Mary Lovelace O’Neal - Running with Black Panthers and White Doves (mid-1980s/early 1990s). © Mary Lovelace O’Neal Courtesy Mnuchin Gallery, New York

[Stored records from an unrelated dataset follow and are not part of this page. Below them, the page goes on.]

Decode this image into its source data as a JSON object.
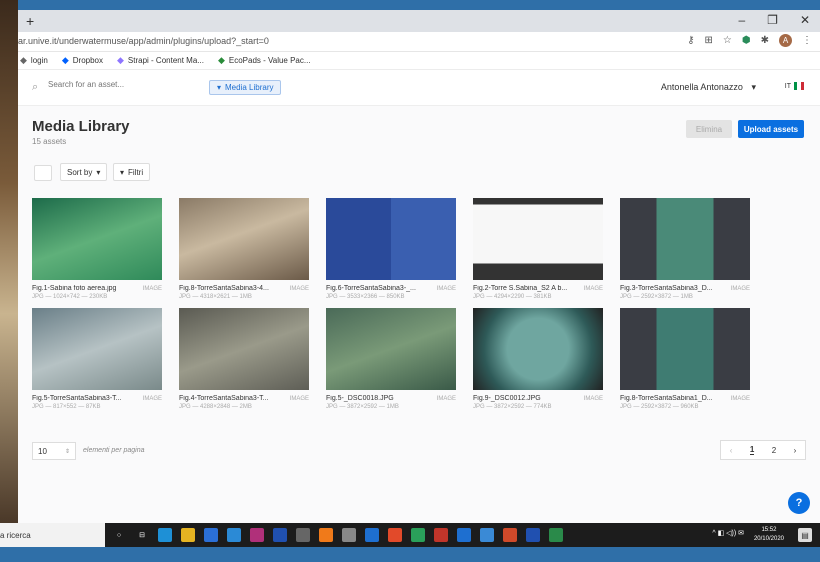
{
  "browser": {
    "url": "ar.unive.it/underwatermuse/app/admin/plugins/upload?_start=0",
    "bookmarks": [
      {
        "label": "login",
        "icon": "globe-icon",
        "color": "#666"
      },
      {
        "label": "Dropbox",
        "icon": "dropbox-icon",
        "color": "#0061fe"
      },
      {
        "label": "Strapi - Content Ma...",
        "icon": "strapi-icon",
        "color": "#8e75ff"
      },
      {
        "label": "EcoPads - Value Pac...",
        "icon": "ecopads-icon",
        "color": "#2a8c3a"
      }
    ],
    "avatar_letter": "A"
  },
  "header": {
    "search_placeholder": "Search for an asset...",
    "section": "Media Library",
    "user": "Antonella Antonazzo",
    "lang": "IT"
  },
  "main": {
    "title": "Media Library",
    "count": "15 assets",
    "delete_label": "Elimina",
    "upload_label": "Upload assets",
    "sort_label": "Sort by",
    "filter_label": "Filtri",
    "assets": [
      {
        "name": "Fig.1-Sabina foto aerea.jpg",
        "type": "IMAGE",
        "info": "JPG — 1024×742 — 230KB"
      },
      {
        "name": "Fig.8-TorreSantaSabina3-4...",
        "type": "IMAGE",
        "info": "JPG — 4318×2621 — 1MB"
      },
      {
        "name": "Fig.6-TorreSantaSabina3-_...",
        "type": "IMAGE",
        "info": "JPG — 3533×2366 — 850KB"
      },
      {
        "name": "Fig.2-Torre S.Sabina_S2 A b...",
        "type": "IMAGE",
        "info": "JPG — 4294×2290 — 381KB"
      },
      {
        "name": "Fig.3-TorreSantaSabina3_D...",
        "type": "IMAGE",
        "info": "JPG — 2592×3872 — 1MB"
      },
      {
        "name": "Fig.5-TorreSantaSabina3-T...",
        "type": "IMAGE",
        "info": "JPG — 817×552 — 87KB"
      },
      {
        "name": "Fig.4-TorreSantaSabina3-T...",
        "type": "IMAGE",
        "info": "JPG — 4288×2848 — 2MB"
      },
      {
        "name": "Fig.5-_DSC0018.JPG",
        "type": "IMAGE",
        "info": "JPG — 3872×2592 — 1MB"
      },
      {
        "name": "Fig.9-_DSC0012.JPG",
        "type": "IMAGE",
        "info": "JPG — 3872×2592 — 774KB"
      },
      {
        "name": "Fig.8-TorreSantaSabina1_D...",
        "type": "IMAGE",
        "info": "JPG — 2592×3872 — 960KB"
      }
    ],
    "per_page_value": "10",
    "per_page_label": "elementi per pagina",
    "pages": [
      "1",
      "2"
    ]
  },
  "taskbar": {
    "search": "a ricerca",
    "time": "15:52",
    "date": "20/10/2020"
  }
}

The second argument Rajaratnam presents for O’Neal being overlooked relates to her not being included in the dialogue surrounding the touring exhibition Soul of a Nation: Art in the Age of Black Power, which has brought renewed attention to the work of many other Black American artists from the Civil Rights Era. “It is an oversight that needs to be corrected,” Rajaratnam says. This point might have merit. However, that show is the vision of one curatorial team, not official history. And all the while that show has been touring, O’Neal was included in such notable exhibitions as The Thelma and Bert Ollie Memorial Collection show at the Saint Louis Art Museum, and Magnetic Fields: Expanding American Abstraction, 1960s to Today, a show entirely built around the work of Black female abstract artists that debuted at the National Museum of Women in the Arts in Washington, D.C. then traveled to the Kemper Museum of Contemporary Art in Kansas City, Missouri and the Museum of Fine Arts St. Petersburg. Rajaratnam admits she first became aware of O’Neal in 2019, when the Baltimore Museum of Art purchased one of her paintings. However, to say an artist has been overlooked just because you personally have never heard of them dismisses the fact that tens of thousands of fans have known about and admired O’Neal for decades. There are a lot of artists working today. Most of their work will be new to most viewers. No one knows everyone. Can we find ways to celebrate the achievements of older artists who are new to us without pretending no one else has ever heard of their work?
Featured image: Mary Lovelace O’Neal - Hammem, 1984. © Mary Lovelace O’Neal. Courtesy Mnuchin Gallery, New York
All images used for illustrative purposes only
By Phillip Barcio